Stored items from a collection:
##############################
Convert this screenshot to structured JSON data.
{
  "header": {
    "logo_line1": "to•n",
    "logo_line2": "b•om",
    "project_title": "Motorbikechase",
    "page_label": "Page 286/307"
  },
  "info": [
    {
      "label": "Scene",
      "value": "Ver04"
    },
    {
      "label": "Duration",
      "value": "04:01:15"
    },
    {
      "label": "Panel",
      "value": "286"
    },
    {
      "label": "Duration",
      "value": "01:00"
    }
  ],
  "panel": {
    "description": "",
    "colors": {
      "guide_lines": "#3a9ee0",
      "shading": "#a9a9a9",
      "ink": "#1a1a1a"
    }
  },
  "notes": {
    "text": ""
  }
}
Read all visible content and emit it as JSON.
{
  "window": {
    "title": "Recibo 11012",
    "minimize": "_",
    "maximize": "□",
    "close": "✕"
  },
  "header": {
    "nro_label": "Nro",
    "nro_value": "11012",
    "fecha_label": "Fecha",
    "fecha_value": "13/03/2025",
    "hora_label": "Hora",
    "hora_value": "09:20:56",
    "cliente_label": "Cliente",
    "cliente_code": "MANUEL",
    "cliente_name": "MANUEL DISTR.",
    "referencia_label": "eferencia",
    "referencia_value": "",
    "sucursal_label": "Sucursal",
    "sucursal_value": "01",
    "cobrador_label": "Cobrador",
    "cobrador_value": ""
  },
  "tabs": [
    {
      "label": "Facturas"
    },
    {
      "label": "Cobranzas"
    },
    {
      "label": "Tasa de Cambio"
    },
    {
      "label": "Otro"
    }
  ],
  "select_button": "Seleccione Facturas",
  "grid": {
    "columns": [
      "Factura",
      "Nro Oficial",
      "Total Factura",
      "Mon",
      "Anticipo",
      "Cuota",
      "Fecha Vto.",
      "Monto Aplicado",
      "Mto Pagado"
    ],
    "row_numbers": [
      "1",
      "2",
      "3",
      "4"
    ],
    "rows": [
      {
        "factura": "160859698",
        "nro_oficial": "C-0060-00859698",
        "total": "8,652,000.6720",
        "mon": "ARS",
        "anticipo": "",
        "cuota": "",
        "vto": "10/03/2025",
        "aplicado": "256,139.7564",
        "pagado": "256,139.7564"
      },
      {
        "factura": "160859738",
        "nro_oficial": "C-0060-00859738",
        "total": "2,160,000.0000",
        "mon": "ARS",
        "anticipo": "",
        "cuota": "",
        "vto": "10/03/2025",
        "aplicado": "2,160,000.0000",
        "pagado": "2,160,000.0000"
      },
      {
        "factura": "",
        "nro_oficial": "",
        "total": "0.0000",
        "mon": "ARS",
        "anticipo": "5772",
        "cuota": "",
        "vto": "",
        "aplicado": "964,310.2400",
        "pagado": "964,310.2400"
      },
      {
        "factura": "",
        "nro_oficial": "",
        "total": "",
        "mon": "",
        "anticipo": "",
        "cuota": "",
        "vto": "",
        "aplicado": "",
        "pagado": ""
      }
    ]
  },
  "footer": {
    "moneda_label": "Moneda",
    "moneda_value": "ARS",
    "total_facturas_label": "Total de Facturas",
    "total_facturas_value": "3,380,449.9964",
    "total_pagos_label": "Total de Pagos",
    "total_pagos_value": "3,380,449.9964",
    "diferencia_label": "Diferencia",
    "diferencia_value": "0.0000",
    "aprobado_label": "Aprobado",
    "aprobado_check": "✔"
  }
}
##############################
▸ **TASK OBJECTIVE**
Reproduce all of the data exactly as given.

▸ **RESPONSE TO THIS TASK**
Convert this screenshot to structured JSON data.
{
  "header": {
    "logo_line1": "to•n",
    "logo_line2": "b•om",
    "project_title": "Motorbikechase",
    "page_label": "Page 286/307"
  },
  "info": [
    {
      "label": "Scene",
      "value": "Ver04"
    },
    {
      "label": "Duration",
      "value": "04:01:15"
    },
    {
      "label": "Panel",
      "value": "286"
    },
    {
      "label": "Duration",
      "value": "01:00"
    }
  ],
  "panel": {
    "description": "",
    "colors": {
      "guide_lines": "#3a9ee0",
      "shading": "#a9a9a9",
      "ink": "#1a1a1a"
    }
  },
  "notes": {
    "text": ""
  }
}
Read all visible content and emit it as JSON.
{
  "window": {
    "title": "Recibo 11012",
    "minimize": "_",
    "maximize": "□",
    "close": "✕"
  },
  "header": {
    "nro_label": "Nro",
    "nro_value": "11012",
    "fecha_label": "Fecha",
    "fecha_value": "13/03/2025",
    "hora_label": "Hora",
    "hora_value": "09:20:56",
    "cliente_label": "Cliente",
    "cliente_code": "MANUEL",
    "cliente_name": "MANUEL DISTR.",
    "referencia_label": "eferencia",
    "referencia_value": "",
    "sucursal_label": "Sucursal",
    "sucursal_value": "01",
    "cobrador_label": "Cobrador",
    "cobrador_value": ""
  },
  "tabs": [
    {
      "label": "Facturas"
    },
    {
      "label": "Cobranzas"
    },
    {
      "label": "Tasa de Cambio"
    },
    {
      "label": "Otro"
    }
  ],
  "select_button": "Seleccione Facturas",
  "grid": {
    "columns": [
      "Factura",
      "Nro Oficial",
      "Total Factura",
      "Mon",
      "Anticipo",
      "Cuota",
      "Fecha Vto.",
      "Monto Aplicado",
      "Mto Pagado"
    ],
    "row_numbers": [
      "1",
      "2",
      "3",
      "4"
    ],
    "rows": [
      {
        "factura": "160859698",
        "nro_oficial": "C-0060-00859698",
        "total": "8,652,000.6720",
        "mon": "ARS",
        "anticipo": "",
        "cuota": "",
        "vto": "10/03/2025",
        "aplicado": "256,139.7564",
        "pagado": "256,139.7564"
      },
      {
        "factura": "160859738",
        "nro_oficial": "C-0060-00859738",
        "total": "2,160,000.0000",
        "mon": "ARS",
        "anticipo": "",
        "cuota": "",
        "vto": "10/03/2025",
        "aplicado": "2,160,000.0000",
        "pagado": "2,160,000.0000"
      },
      {
        "factura": "",
        "nro_oficial": "",
        "total": "0.0000",
        "mon": "ARS",
        "anticipo": "5772",
        "cuota": "",
        "vto": "",
        "aplicado": "964,310.2400",
        "pagado": "964,310.2400"
      },
      {
        "factura": "",
        "nro_oficial": "",
        "total": "",
        "mon": "",
        "anticipo": "",
        "cuota": "",
        "vto": "",
        "aplicado": "",
        "pagado": ""
      }
    ]
  },
  "footer": {
    "moneda_label": "Moneda",
    "moneda_value": "ARS",
    "total_facturas_label": "Total de Facturas",
    "total_facturas_value": "3,380,449.9964",
    "total_pagos_label": "Total de Pagos",
    "total_pagos_value": "3,380,449.9964",
    "diferencia_label": "Diferencia",
    "diferencia_value": "0.0000",
    "aprobado_label": "Aprobado",
    "aprobado_check": "✔"
  }
}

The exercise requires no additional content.